Future Human: Dealing with the Information DelugeJanuary 31st, 2011
Everyday we are bombarded by imagery and information. These come in the form of status updates, RSS feeds, videos, advertisements, news blurbs, and inboxes. Many devices can communicate with each other or have some sort of internet access. That means that every information stream we can access on our computer, we can also access on our phones, iPods, TVs, and game consoles. We are the “society of the spectacle”, and our fractured, frazzled attention spans reflect this. Technology is evolving so rapidly that we don’t have time to learn how to properly assimilate all the new stimuli. The internet brings with it the simplification of information; quick-hit videos, bullet point lists, and 140-character messages. The more rich long-form style of reading and concentration is becoming rare.
The human being of the future (read: now) needs to learn how to adapt to both long and short form narrative and communication, and to know when to take advantages of different systems. They will understand how to filter information and how to activate each form when appropriate. The connections in your brain need to be made to allow quick switching between information streams. I believe that process is already underway. Start actively pursuing this now. Start building practical filters and ways to deal with deluge of daily images and information.

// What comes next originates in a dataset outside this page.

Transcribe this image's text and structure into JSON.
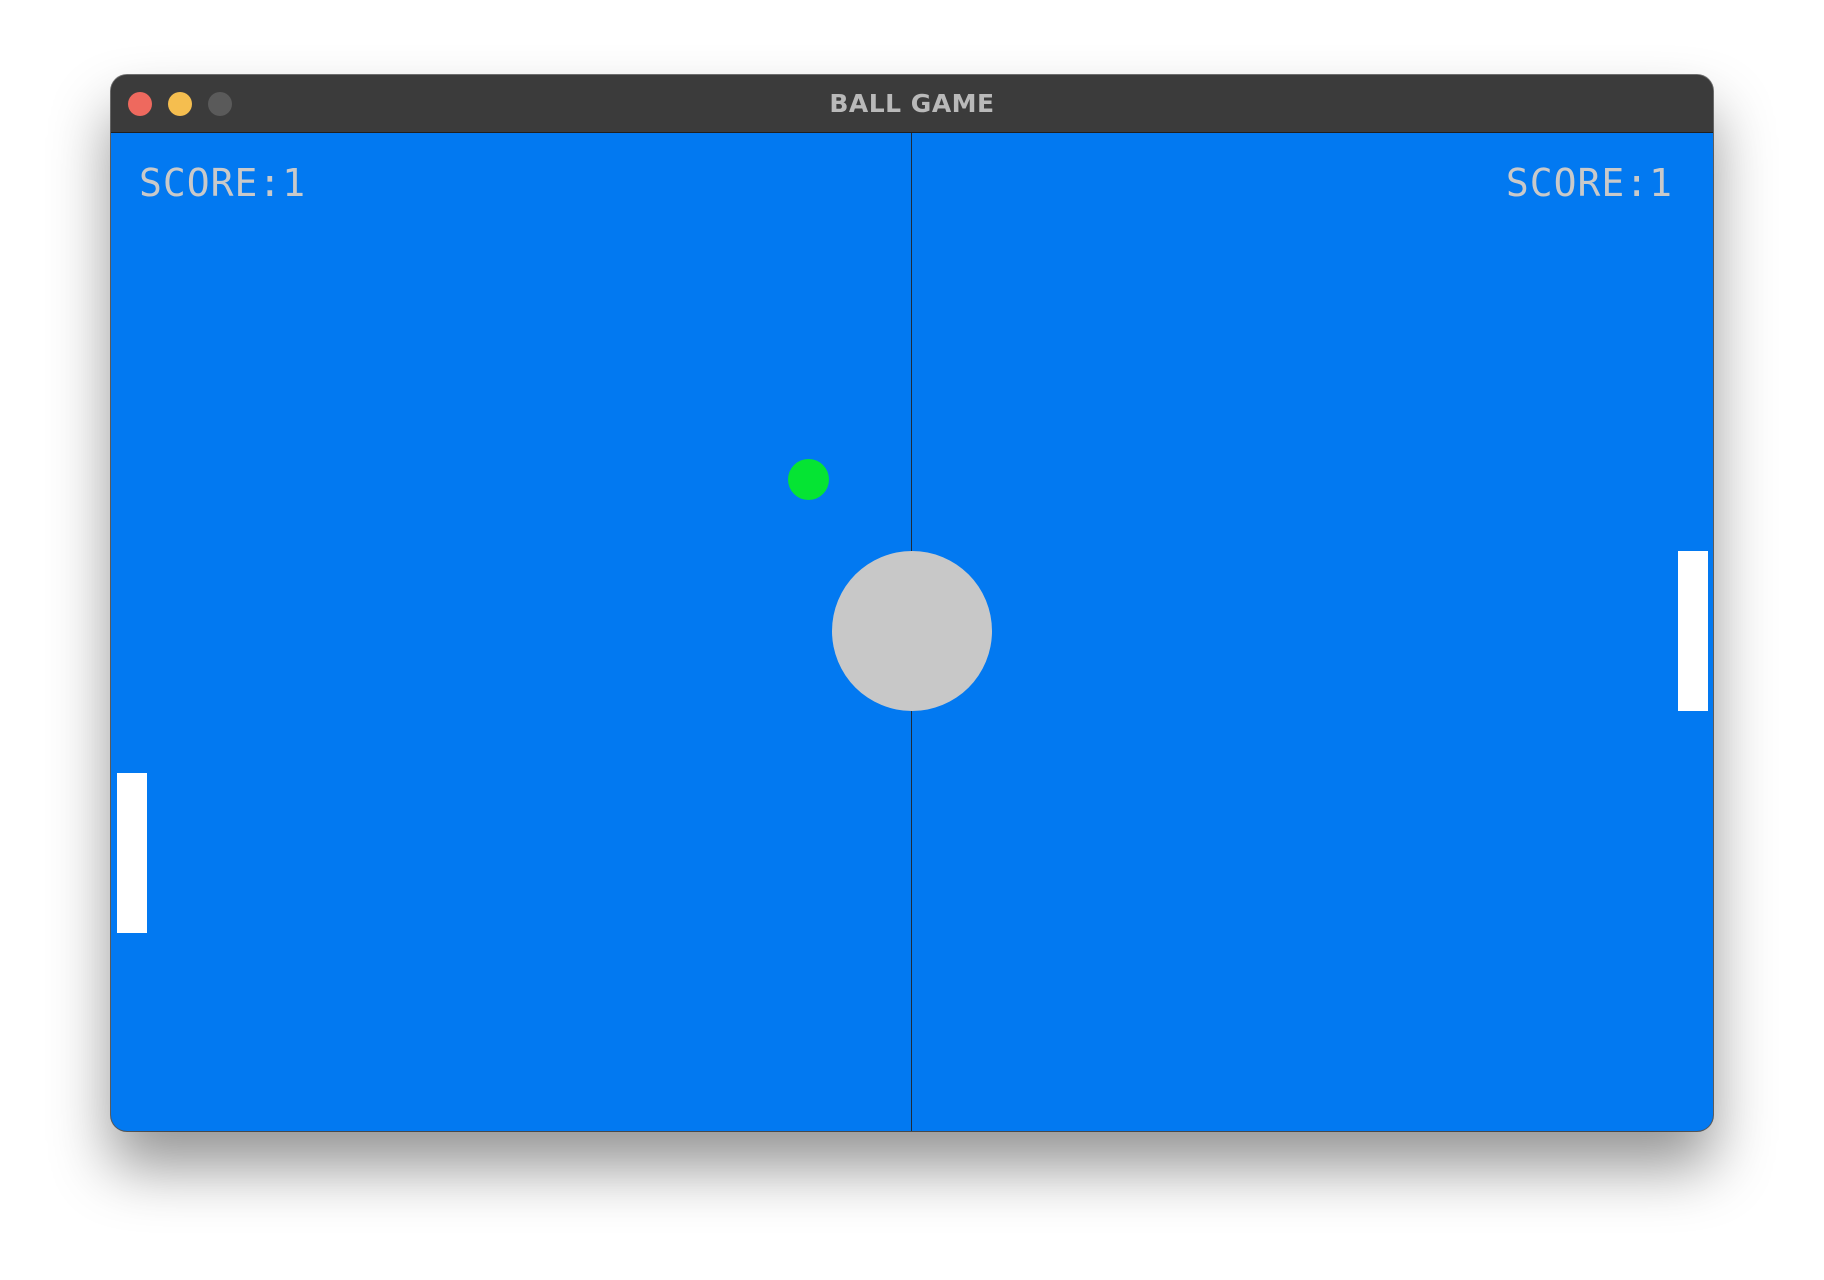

Perhaps the constant stream of always-on information and imagery helped to spawn the current resurgence of simplicity/minimalism, (that could be another article entirely). Sometimes though, you just need a break. That’s where the always popular digital sabbatical comes in. It’s totally cool if you just need to unplug for a bit and go for a run, read a book, or just sit in silence or something. We understand, and don’t worry, we’ll be here when you decide to come back.
“…unhaltable trend to constantly accelerating change.”
-Buckminster Fuller on technology.